Proponents of Novak Djokovic in Serbia have reacted angrily to Australia’s decision to revoke the World Tennis No. 1 visa for the second time, but the government has not officially responded and previously speaking politicians have remained silent.
Tennis star vaccinated on Friday The court asked Ahead of the Australian Open, Australia’s immigration minister has called for a deportation after his visa was revoked, citing strict COVID-19 entry rules and saying it was in the public interest.
The player, who is bidding for a record 21st Grand Slam trophy, and his team are seeking reversal of the decision in court, but Australian public legal experts say that unless there are procedural errors, any appeal is likely to fail.
The Belgrade-born player is a national hero with a prestigious position close to home, and his arrest this week drew equally strong reactions from the media and politicians.
Of Serbia The president, Aleksandar Vučić, denounced social media Targeting “harassment” and “political witch-hunt”, “the best tennis player in the world” The Ministry of Foreign Affairs has stated He was “tempted in Australia to be humiliated”.
However, there are indications that the government – in a diplomatically fragile situation and unwilling to see vaccination as one of Europe’s least-favored countries – promotes vaccination hesitation – is distancing itself from the players.
Some Belgrade residents suggested Friday that Djokovic was to blame. “Their country, their rules,” said Jovo Tadic, a resident. “If Australia tells you to get vaccinated, do it, or face problems.”
Another resident, Marco Stanik, said: “I think he will have problems in other competitions, because it seems that vaccination is mandatory for everyone. If he wants to stay on top he has to do it.
Others, however, remained enthusiastic behind their national statue. “I rebelled. I was angry because I did not expect them to treat the world’s best tennis players like this,” said Mila Alexic. He represents our country.
Some have suggested that Djokovic could become a political figure in Australia’s May elections. “Australians are dragging him down like an old rock.
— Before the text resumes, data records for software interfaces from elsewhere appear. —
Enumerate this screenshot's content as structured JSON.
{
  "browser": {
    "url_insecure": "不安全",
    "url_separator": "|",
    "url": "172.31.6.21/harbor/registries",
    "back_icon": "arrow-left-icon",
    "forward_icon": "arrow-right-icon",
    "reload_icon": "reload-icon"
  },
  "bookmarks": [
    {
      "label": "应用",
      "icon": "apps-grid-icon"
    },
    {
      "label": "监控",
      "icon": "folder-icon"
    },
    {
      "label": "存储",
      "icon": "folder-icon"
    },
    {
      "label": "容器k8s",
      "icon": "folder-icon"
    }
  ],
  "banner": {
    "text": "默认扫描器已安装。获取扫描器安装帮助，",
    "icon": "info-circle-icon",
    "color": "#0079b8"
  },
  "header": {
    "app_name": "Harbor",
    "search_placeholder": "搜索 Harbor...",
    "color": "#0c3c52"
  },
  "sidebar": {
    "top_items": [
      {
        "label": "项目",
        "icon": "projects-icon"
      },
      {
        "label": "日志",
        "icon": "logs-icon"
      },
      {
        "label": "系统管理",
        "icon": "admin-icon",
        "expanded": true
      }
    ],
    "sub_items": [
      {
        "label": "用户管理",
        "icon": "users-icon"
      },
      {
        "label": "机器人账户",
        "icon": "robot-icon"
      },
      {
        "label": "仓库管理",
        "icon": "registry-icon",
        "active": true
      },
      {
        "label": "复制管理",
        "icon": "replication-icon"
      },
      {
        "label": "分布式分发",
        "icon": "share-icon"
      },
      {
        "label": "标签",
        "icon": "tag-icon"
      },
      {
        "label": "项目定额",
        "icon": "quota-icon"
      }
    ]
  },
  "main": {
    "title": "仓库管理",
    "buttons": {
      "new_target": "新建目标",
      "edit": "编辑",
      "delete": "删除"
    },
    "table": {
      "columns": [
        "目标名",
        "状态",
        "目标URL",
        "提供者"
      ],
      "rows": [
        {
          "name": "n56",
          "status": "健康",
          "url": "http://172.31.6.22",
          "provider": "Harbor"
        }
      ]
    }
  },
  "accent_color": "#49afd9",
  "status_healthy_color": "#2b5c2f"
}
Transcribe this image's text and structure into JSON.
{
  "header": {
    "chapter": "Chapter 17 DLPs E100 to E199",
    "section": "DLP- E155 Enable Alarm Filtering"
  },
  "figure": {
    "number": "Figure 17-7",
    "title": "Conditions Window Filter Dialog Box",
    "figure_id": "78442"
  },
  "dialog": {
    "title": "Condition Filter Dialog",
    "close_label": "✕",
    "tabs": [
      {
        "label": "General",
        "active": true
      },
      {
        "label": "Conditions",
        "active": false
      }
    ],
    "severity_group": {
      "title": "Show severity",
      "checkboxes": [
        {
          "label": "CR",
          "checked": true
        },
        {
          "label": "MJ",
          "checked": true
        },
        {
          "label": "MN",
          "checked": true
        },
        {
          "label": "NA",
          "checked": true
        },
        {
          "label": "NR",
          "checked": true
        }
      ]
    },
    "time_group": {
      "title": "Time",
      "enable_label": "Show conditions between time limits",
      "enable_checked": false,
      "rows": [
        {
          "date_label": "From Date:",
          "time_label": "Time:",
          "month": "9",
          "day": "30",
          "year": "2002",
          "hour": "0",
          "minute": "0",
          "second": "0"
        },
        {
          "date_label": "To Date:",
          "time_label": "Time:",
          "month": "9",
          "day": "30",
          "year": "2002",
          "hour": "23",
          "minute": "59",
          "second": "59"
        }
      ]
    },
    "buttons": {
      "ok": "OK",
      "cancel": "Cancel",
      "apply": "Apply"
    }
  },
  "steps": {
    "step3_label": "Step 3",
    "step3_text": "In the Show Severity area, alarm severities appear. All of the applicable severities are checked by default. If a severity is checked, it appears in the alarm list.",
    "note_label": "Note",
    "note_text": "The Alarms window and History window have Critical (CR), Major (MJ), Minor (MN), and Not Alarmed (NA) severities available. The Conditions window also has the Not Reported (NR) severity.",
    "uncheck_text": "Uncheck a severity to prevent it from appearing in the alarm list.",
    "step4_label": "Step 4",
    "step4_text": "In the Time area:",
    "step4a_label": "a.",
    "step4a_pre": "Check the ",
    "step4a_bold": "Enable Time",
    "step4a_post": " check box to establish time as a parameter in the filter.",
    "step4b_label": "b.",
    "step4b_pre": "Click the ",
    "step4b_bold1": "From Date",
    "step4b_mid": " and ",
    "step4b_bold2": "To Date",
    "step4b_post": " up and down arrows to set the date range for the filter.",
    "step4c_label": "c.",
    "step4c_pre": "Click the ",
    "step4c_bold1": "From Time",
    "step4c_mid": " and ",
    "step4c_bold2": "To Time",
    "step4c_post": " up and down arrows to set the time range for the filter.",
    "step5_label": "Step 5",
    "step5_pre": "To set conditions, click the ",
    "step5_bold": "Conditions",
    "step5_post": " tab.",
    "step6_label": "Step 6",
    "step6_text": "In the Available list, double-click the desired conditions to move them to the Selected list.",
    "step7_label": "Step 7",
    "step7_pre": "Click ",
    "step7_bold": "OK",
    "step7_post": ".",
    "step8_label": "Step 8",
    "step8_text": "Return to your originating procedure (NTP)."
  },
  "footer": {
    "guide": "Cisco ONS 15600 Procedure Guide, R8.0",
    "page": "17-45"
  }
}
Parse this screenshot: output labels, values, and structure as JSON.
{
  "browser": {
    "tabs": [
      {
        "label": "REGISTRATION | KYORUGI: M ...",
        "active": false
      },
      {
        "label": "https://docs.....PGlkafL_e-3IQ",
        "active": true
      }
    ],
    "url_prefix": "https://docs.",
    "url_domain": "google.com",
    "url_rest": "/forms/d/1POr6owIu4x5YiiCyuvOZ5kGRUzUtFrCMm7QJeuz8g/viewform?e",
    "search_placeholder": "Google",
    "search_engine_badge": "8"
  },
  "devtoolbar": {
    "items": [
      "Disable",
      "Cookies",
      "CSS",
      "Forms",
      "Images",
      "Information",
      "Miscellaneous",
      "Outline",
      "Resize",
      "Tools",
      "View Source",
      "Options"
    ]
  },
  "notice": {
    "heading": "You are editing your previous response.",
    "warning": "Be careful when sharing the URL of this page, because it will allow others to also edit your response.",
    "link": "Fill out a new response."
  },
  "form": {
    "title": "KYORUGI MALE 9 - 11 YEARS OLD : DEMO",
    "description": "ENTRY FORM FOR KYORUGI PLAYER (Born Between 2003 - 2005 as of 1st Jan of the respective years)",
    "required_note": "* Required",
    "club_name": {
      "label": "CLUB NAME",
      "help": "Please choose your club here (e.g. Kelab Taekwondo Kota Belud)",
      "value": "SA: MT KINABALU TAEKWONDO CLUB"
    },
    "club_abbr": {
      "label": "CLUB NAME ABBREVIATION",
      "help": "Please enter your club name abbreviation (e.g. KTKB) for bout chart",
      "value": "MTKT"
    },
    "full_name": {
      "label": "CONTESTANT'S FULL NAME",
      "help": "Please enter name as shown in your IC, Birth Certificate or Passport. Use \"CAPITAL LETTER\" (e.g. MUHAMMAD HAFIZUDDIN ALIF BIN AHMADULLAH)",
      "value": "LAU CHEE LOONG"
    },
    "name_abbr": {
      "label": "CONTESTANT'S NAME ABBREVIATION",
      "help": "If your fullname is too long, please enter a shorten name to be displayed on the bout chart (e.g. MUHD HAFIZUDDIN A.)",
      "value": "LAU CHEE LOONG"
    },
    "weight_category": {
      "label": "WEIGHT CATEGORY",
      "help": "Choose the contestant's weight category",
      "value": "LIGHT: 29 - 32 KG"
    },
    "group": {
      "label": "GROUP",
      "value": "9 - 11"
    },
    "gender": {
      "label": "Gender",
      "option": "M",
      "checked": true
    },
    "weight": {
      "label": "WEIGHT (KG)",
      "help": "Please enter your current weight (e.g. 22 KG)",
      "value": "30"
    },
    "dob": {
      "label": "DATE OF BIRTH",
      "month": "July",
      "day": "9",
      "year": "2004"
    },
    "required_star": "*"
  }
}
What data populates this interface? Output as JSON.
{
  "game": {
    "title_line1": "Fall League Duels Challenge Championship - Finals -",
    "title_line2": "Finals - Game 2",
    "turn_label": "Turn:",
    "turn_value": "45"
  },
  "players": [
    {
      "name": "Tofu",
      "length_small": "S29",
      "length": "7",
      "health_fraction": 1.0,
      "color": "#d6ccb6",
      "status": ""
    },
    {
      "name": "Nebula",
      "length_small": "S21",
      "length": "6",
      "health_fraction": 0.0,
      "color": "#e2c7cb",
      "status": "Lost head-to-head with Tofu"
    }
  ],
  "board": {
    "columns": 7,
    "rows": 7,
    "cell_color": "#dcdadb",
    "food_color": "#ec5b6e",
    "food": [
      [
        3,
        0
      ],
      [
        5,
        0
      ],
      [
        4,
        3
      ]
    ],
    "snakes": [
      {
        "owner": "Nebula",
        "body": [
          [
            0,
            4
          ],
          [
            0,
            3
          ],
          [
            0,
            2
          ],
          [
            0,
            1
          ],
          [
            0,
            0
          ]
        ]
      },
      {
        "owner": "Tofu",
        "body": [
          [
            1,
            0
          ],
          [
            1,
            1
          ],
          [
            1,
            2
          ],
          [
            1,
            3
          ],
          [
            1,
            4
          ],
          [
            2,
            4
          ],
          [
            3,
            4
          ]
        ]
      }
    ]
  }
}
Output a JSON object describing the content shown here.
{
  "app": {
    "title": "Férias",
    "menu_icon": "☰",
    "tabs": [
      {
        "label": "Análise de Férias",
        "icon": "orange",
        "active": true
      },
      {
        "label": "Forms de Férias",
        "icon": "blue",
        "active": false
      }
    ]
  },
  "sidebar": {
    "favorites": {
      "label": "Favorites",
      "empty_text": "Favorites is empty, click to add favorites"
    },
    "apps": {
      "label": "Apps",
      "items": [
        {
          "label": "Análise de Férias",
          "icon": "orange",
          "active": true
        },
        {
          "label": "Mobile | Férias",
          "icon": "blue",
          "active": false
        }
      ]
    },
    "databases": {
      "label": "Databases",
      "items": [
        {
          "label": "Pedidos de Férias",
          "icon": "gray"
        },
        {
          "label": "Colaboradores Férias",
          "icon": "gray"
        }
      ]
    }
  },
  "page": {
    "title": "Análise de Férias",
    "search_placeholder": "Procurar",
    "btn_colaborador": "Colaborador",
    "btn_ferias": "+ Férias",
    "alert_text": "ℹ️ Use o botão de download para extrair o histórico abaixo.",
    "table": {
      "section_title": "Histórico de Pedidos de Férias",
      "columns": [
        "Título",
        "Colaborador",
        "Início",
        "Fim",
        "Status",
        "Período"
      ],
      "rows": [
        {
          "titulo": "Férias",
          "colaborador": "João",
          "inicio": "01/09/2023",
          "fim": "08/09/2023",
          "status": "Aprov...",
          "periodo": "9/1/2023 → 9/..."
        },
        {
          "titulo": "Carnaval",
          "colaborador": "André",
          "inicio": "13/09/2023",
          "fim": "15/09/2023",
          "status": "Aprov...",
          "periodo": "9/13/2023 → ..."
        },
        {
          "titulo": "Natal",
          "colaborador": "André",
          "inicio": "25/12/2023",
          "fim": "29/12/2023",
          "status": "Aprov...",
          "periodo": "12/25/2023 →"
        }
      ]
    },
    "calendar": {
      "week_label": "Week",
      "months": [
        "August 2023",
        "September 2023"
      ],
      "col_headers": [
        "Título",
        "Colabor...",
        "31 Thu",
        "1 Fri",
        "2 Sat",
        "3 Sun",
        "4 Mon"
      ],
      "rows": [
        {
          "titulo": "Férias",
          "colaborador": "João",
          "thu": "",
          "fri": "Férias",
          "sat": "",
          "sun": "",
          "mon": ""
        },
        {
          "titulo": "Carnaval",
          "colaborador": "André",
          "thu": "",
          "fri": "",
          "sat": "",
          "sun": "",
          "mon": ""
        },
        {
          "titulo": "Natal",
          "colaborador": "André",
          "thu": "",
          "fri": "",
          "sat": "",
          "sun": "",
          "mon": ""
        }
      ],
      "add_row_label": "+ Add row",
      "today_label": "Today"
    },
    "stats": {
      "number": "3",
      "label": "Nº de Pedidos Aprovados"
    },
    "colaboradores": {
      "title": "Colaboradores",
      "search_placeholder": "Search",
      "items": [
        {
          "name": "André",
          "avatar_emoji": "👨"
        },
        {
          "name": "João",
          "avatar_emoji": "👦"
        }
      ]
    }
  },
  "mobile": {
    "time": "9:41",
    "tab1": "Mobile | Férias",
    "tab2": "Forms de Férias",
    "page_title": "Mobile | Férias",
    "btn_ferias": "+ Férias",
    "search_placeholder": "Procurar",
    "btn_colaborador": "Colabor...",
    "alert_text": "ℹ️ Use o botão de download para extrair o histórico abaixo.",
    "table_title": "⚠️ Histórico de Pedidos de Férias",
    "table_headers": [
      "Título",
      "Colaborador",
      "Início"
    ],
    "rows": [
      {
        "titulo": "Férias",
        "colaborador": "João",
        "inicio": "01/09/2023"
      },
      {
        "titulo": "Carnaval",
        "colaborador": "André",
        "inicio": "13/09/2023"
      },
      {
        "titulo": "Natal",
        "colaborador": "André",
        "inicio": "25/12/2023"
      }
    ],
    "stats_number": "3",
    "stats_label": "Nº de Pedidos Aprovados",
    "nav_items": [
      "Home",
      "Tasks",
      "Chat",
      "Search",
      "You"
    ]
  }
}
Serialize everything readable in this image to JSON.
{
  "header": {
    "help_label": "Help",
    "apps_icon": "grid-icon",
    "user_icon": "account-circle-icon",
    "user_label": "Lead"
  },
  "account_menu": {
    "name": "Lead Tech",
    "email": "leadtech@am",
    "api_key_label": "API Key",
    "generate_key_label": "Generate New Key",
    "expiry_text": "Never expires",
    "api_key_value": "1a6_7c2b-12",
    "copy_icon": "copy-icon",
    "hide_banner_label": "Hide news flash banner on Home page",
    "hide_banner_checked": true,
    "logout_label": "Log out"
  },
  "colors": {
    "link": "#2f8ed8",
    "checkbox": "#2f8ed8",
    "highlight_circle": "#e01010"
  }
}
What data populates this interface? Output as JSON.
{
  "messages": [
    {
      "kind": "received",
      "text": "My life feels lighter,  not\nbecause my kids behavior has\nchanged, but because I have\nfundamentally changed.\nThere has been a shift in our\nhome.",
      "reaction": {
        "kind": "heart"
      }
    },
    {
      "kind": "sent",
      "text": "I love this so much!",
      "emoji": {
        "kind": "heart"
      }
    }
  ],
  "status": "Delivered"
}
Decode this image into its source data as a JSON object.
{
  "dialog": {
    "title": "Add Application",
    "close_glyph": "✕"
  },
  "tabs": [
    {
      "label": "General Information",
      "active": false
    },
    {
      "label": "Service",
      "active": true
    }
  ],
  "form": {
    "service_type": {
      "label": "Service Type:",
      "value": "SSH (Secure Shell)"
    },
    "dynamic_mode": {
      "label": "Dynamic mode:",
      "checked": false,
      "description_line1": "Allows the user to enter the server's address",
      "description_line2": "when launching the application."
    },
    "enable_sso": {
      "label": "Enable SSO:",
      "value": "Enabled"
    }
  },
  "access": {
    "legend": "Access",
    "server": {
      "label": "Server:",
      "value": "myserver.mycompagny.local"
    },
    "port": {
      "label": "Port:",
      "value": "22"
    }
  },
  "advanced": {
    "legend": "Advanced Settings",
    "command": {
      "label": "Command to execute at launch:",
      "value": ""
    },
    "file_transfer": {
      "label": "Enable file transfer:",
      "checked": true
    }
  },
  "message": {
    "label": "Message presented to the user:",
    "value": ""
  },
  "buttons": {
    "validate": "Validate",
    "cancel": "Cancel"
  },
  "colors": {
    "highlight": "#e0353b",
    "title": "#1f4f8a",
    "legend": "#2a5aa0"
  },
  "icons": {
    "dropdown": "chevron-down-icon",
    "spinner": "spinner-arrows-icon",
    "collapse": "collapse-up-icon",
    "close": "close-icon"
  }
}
They are ready to burn the world’s No. 1 because of politics,” said Alexander Petrovic.
Djokovic’s former coach, Nikki Pilik, called the situation “shameful” and said the star had been treated like a criminal. He said, “People do not understand what it means to be a world champion, what kind of strength, willpower and morale is needed.
Former politician Nebojsa Kovic, who owns the Red Star Belgrade Basketball Club, said the controversy had made Djokovic a “symbol of a free world” and a “moral winner of the tournament.” The player was “a global star, the light of independent men,” he said. “Basic human rights are being violated.”
Senior government figures Serbia, Which has vaccinated less than 47% of its population, much lower than the European average, appears to be very cautious after questions emerged in the player’s conduct after a positive test for Covid.
Prime Minister Anna Branabich, Said this week Djokovic appeared to be in “clear violation of the rules” after the player admitted in an interview and photoshoot on December 18, 2021, that he had “made an error of judgment” after realizing he was a coward.
He also made at least two public appearances in Belgrade the day before, including a child, who was “tested and diagnosed” with the virus on December 16, despite court documents. Djokovic then said he did not know the outcome until the next day.
Although it was not immediately clear when the player received his test results, Branabech added: “If you know you are positive, you should be different.” She said she strongly denied his position on the vaccine.
Proponents of her case have been working to make the actual transcript of this statement available online. Proponents of her case have been working to make the actual transcript of this statement available online.
However, pro-government Serbian media continued to strongly support Tara. Tabloid Informer Australian authorities have criticized the behavior as “reprehensible, shameful and degrading”, calling for the “deportation of a healthy Novak to save his life”.
The Daily Blic said There was no end to the “Calvary endured by Novak Djokovic in Melbourne”, while TV Pink said Australia’s decision was “merely to appease the Australian people, as Djokovic has been labeled an anti-Vauxhall”.
Milivoze Pantovic is the maker of the N1 television in Belgrade